Items from a data source:
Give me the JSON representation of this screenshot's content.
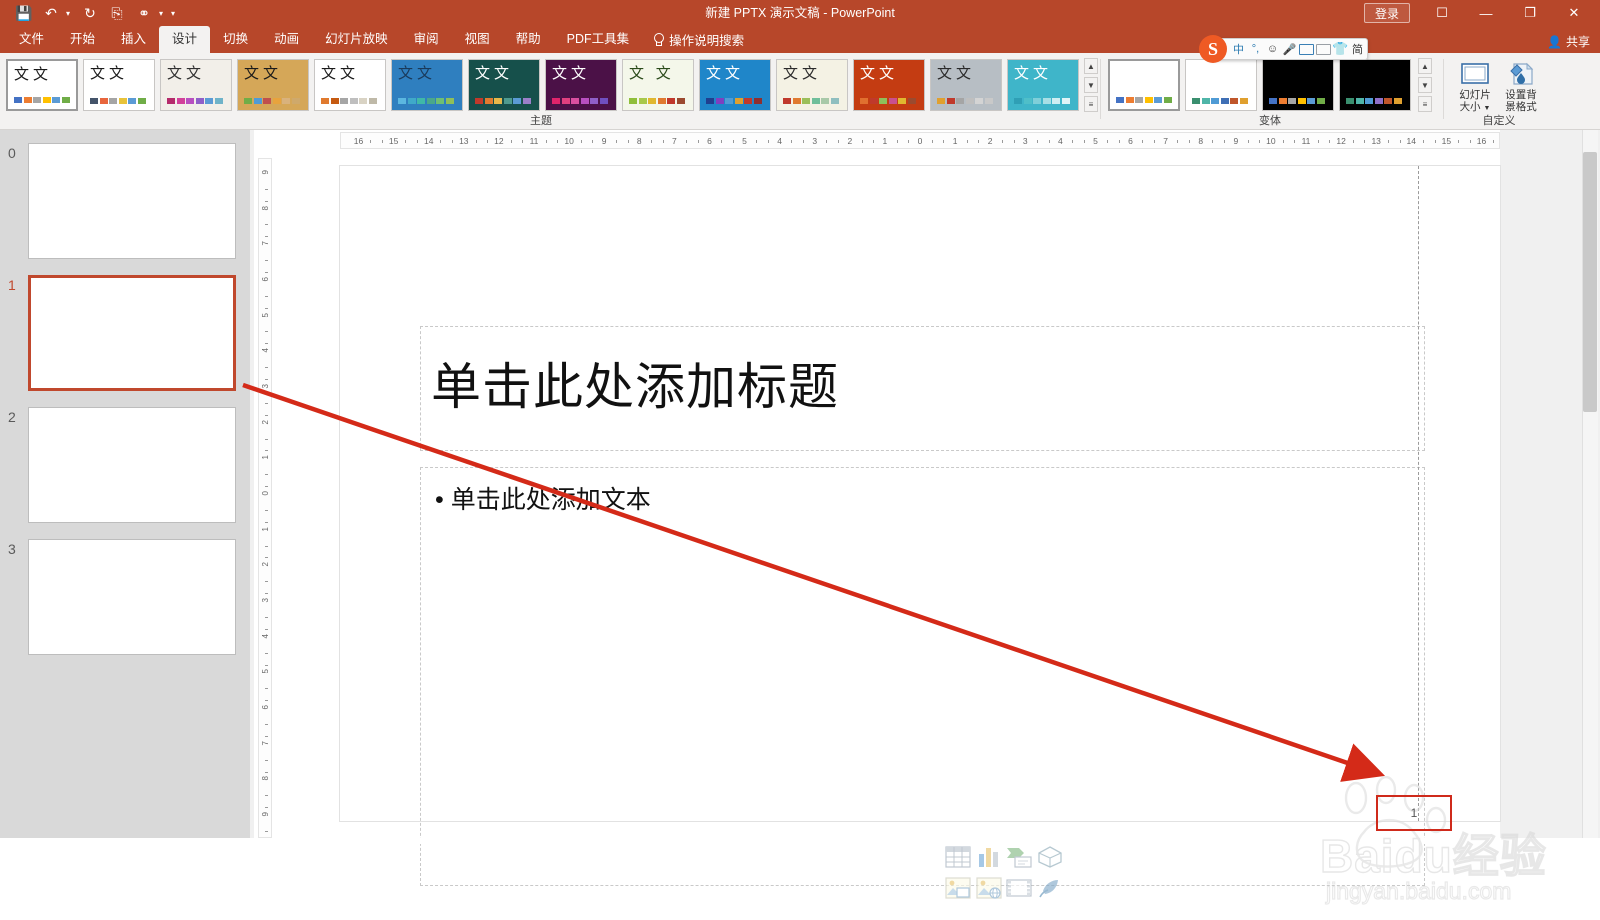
{
  "window": {
    "title": "新建 PPTX 演示文稿  -  PowerPoint",
    "signin_label": "登录",
    "ribbon_display_icon": "ribbon-display-options-icon",
    "minimize_icon": "minimize-icon",
    "restore_icon": "restore-icon",
    "close_icon": "close-icon",
    "share_label": "共享",
    "accent_color": "#b7472a"
  },
  "quick_access": [
    {
      "name": "save-icon",
      "glyph": "💾"
    },
    {
      "name": "undo-icon",
      "glyph": "↶"
    },
    {
      "name": "undo-dropdown-icon",
      "glyph": "▾"
    },
    {
      "name": "redo-icon",
      "glyph": "↻"
    },
    {
      "name": "start-slideshow-icon",
      "glyph": "▶"
    },
    {
      "name": "touch-mode-icon",
      "glyph": "◑"
    },
    {
      "name": "touch-mode-dropdown-icon",
      "glyph": "▾"
    },
    {
      "name": "customize-qat-icon",
      "glyph": "▾"
    }
  ],
  "tabs": [
    {
      "label": "文件",
      "active": false
    },
    {
      "label": "开始",
      "active": false
    },
    {
      "label": "插入",
      "active": false
    },
    {
      "label": "设计",
      "active": true
    },
    {
      "label": "切换",
      "active": false
    },
    {
      "label": "动画",
      "active": false
    },
    {
      "label": "幻灯片放映",
      "active": false
    },
    {
      "label": "审阅",
      "active": false
    },
    {
      "label": "视图",
      "active": false
    },
    {
      "label": "帮助",
      "active": false
    },
    {
      "label": "PDF工具集",
      "active": false
    }
  ],
  "tell_me": {
    "label": "操作说明搜索",
    "icon": "lightbulb-icon"
  },
  "ime": {
    "brand": "S",
    "items": [
      {
        "name": "ime-chinese-mode",
        "glyph": "中"
      },
      {
        "name": "ime-punctuation",
        "glyph": "°,"
      },
      {
        "name": "ime-emoji-icon",
        "glyph": "☺"
      },
      {
        "name": "ime-voice-input-icon",
        "glyph": "Ἲ4"
      },
      {
        "name": "ime-soft-keyboard-icon",
        "glyph": "keyboard"
      },
      {
        "name": "ime-toolbox-icon",
        "glyph": "toolbox"
      },
      {
        "name": "ime-skin-icon",
        "glyph": "T"
      },
      {
        "name": "ime-simplified-mode",
        "glyph": "简"
      },
      {
        "name": "ime-menu-icon",
        "glyph": "grid"
      }
    ]
  },
  "ribbon": {
    "groups": [
      {
        "name": "themes",
        "label": "主题"
      },
      {
        "name": "variants",
        "label": "变体"
      },
      {
        "name": "customize",
        "label": "自定义"
      }
    ],
    "themes": [
      {
        "id": "office-theme",
        "selected": true,
        "bg": "#ffffff",
        "text": "文文",
        "text_color": "#1a1a1a",
        "swatches": [
          "#4472c4",
          "#ed7d31",
          "#a5a5a5",
          "#ffc000",
          "#5b9bd5",
          "#70ad47"
        ]
      },
      {
        "id": "theme-2",
        "selected": false,
        "bg": "#ffffff",
        "text": "文文",
        "text_color": "#1a1a1a",
        "swatches": [
          "#44546a",
          "#e8663d",
          "#a5a5a5",
          "#e8c33a",
          "#5b9bd5",
          "#70ad47"
        ]
      },
      {
        "id": "theme-berlin",
        "selected": false,
        "bg": "#f2efe9",
        "text": "文文",
        "text_color": "#303030",
        "swatches": [
          "#b52b6b",
          "#d2409a",
          "#b84fc0",
          "#8f5fc8",
          "#5b9bd5",
          "#6fb3c9"
        ]
      },
      {
        "id": "theme-wood",
        "selected": false,
        "bg": "#d5a758",
        "text": "文文",
        "text_color": "#1a1a1a",
        "swatches": [
          "#70ad47",
          "#4f9bd5",
          "#c0504d",
          "#e8a33d",
          "#d9b27c",
          "#cfa96b"
        ]
      },
      {
        "id": "theme-ion",
        "selected": false,
        "bg": "#ffffff",
        "text": "文文",
        "text_color": "#1a1a1a",
        "swatches": [
          "#e07a2f",
          "#c55a11",
          "#a6a6a6",
          "#bfbfbf",
          "#d9d3c4",
          "#bfb9a8"
        ]
      },
      {
        "id": "theme-quilt",
        "selected": false,
        "bg": "#2f7fbf",
        "text": "文文",
        "text_color": "#1a3a5a",
        "swatches": [
          "#5bb7e0",
          "#3fa9c9",
          "#3fb8a8",
          "#4aa88a",
          "#6fbf73",
          "#8fbf5a"
        ]
      },
      {
        "id": "theme-facet",
        "selected": false,
        "bg": "#16504b",
        "text": "文文",
        "text_color": "#ffffff",
        "swatches": [
          "#c0392b",
          "#e07a2f",
          "#e8b84a",
          "#4f9b8f",
          "#5b9bd5",
          "#9b7fc9"
        ]
      },
      {
        "id": "theme-violet",
        "selected": false,
        "bg": "#4b1147",
        "text": "文文",
        "text_color": "#ffffff",
        "swatches": [
          "#e0246b",
          "#e0407f",
          "#d94fa0",
          "#b84fc0",
          "#8f5fc8",
          "#6f4fc0"
        ]
      },
      {
        "id": "theme-leaf",
        "selected": false,
        "bg": "#f4f7ea",
        "text": "文 文",
        "text_color": "#2a4a1a",
        "swatches": [
          "#8fbf3a",
          "#a8c94a",
          "#e0b82f",
          "#e07a2f",
          "#c0392b",
          "#9b4a2f"
        ]
      },
      {
        "id": "theme-blue",
        "selected": false,
        "bg": "#1f86c9",
        "text": "文文",
        "text_color": "#ffffff",
        "swatches": [
          "#1f3f8f",
          "#7f3fbf",
          "#4f9bd5",
          "#e0a02f",
          "#c0392b",
          "#8f2f2f"
        ]
      },
      {
        "id": "theme-ivory",
        "selected": false,
        "bg": "#f4f2e4",
        "text": "文文",
        "text_color": "#2a2a2a",
        "swatches": [
          "#c0392b",
          "#e07a2f",
          "#9bbf5a",
          "#6fbf9a",
          "#a8c9a8",
          "#8fbfbf"
        ]
      },
      {
        "id": "theme-red",
        "selected": false,
        "bg": "#c43c12",
        "text": "文文",
        "text_color": "#ffffff",
        "swatches": [
          "#e0702f",
          "#c0392b",
          "#8fbf5a",
          "#c94f8f",
          "#e0b82f",
          "#9b4a2f"
        ]
      },
      {
        "id": "theme-gray",
        "selected": false,
        "bg": "#b7bec4",
        "text": "文文",
        "text_color": "#2a2a2a",
        "swatches": [
          "#e0a02f",
          "#c0392b",
          "#a5a5a5",
          "#bfbfbf",
          "#d4d4d4",
          "#c9c9c9"
        ]
      },
      {
        "id": "theme-teal",
        "selected": false,
        "bg": "#3fb5c9",
        "text": "文文",
        "text_color": "#ffffff",
        "swatches": [
          "#2f9fb5",
          "#4fbfc9",
          "#7fcfd9",
          "#a8dfe5",
          "#cfeef2",
          "#e0f4f7"
        ]
      }
    ],
    "variants": [
      {
        "id": "variant-1",
        "selected": true,
        "bg": "#ffffff",
        "swatches": [
          "#4472c4",
          "#ed7d31",
          "#a5a5a5",
          "#ffc000",
          "#5b9bd5",
          "#70ad47"
        ]
      },
      {
        "id": "variant-2",
        "selected": false,
        "bg": "#ffffff",
        "swatches": [
          "#3a8f6f",
          "#4fb5a8",
          "#4f9bd5",
          "#3f6fb5",
          "#c0562b",
          "#e0a02f"
        ]
      },
      {
        "id": "variant-3",
        "selected": false,
        "bg": "#000000",
        "swatches": [
          "#4472c4",
          "#ed7d31",
          "#a5a5a5",
          "#ffc000",
          "#5b9bd5",
          "#70ad47"
        ]
      },
      {
        "id": "variant-4",
        "selected": false,
        "bg": "#000000",
        "swatches": [
          "#3a8f6f",
          "#4fb5a8",
          "#4f9bd5",
          "#8f6fc8",
          "#c0562b",
          "#e0a02f"
        ]
      }
    ],
    "customize_buttons": [
      {
        "name": "slide-size-button",
        "label_line1": "幻灯片",
        "label_line2": "大小",
        "has_dropdown": true,
        "icon": "slide-size-icon"
      },
      {
        "name": "format-background-button",
        "label_line1": "设置背",
        "label_line2": "景格式",
        "has_dropdown": false,
        "icon": "format-background-icon"
      }
    ],
    "scroll_buttons": [
      {
        "name": "gallery-scroll-up",
        "glyph": "▲"
      },
      {
        "name": "gallery-scroll-down",
        "glyph": "▼"
      },
      {
        "name": "gallery-more",
        "glyph": "☰"
      }
    ]
  },
  "slide_panel": {
    "slides": [
      {
        "number": "0",
        "selected": false
      },
      {
        "number": "1",
        "selected": true
      },
      {
        "number": "2",
        "selected": false
      },
      {
        "number": "3",
        "selected": false
      }
    ]
  },
  "rulers": {
    "horizontal": [
      "16",
      "15",
      "14",
      "13",
      "12",
      "11",
      "10",
      "9",
      "8",
      "7",
      "6",
      "5",
      "4",
      "3",
      "2",
      "1",
      "0",
      "1",
      "2",
      "3",
      "4",
      "5",
      "6",
      "7",
      "8",
      "9",
      "10",
      "11",
      "12",
      "13",
      "14",
      "15",
      "16"
    ],
    "vertical": [
      "9",
      "8",
      "7",
      "6",
      "5",
      "4",
      "3",
      "2",
      "1",
      "0",
      "1",
      "2",
      "3",
      "4",
      "5",
      "6",
      "7",
      "8",
      "9"
    ]
  },
  "slide": {
    "title_placeholder": "单击此处添加标题",
    "body_placeholder": "单击此处添加文本",
    "bullet_char": "•",
    "page_number": "1",
    "content_icons": [
      {
        "name": "insert-table-icon"
      },
      {
        "name": "insert-chart-icon"
      },
      {
        "name": "insert-smartart-icon"
      },
      {
        "name": "insert-3d-model-icon"
      },
      {
        "name": "insert-picture-icon"
      },
      {
        "name": "insert-online-picture-icon"
      },
      {
        "name": "insert-video-icon"
      },
      {
        "name": "insert-icons-icon"
      }
    ]
  },
  "annotation": {
    "color": "#d42a18",
    "arrow_label": "red-arrow-annotation",
    "highlight_label": "page-number-highlight"
  },
  "watermark": {
    "line1": "Baidu经验",
    "line2": "jingyan.baidu.com"
  }
}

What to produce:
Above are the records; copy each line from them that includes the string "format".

Expected answer:
        "name": "format-background-button",
        "icon": "format-background-icon"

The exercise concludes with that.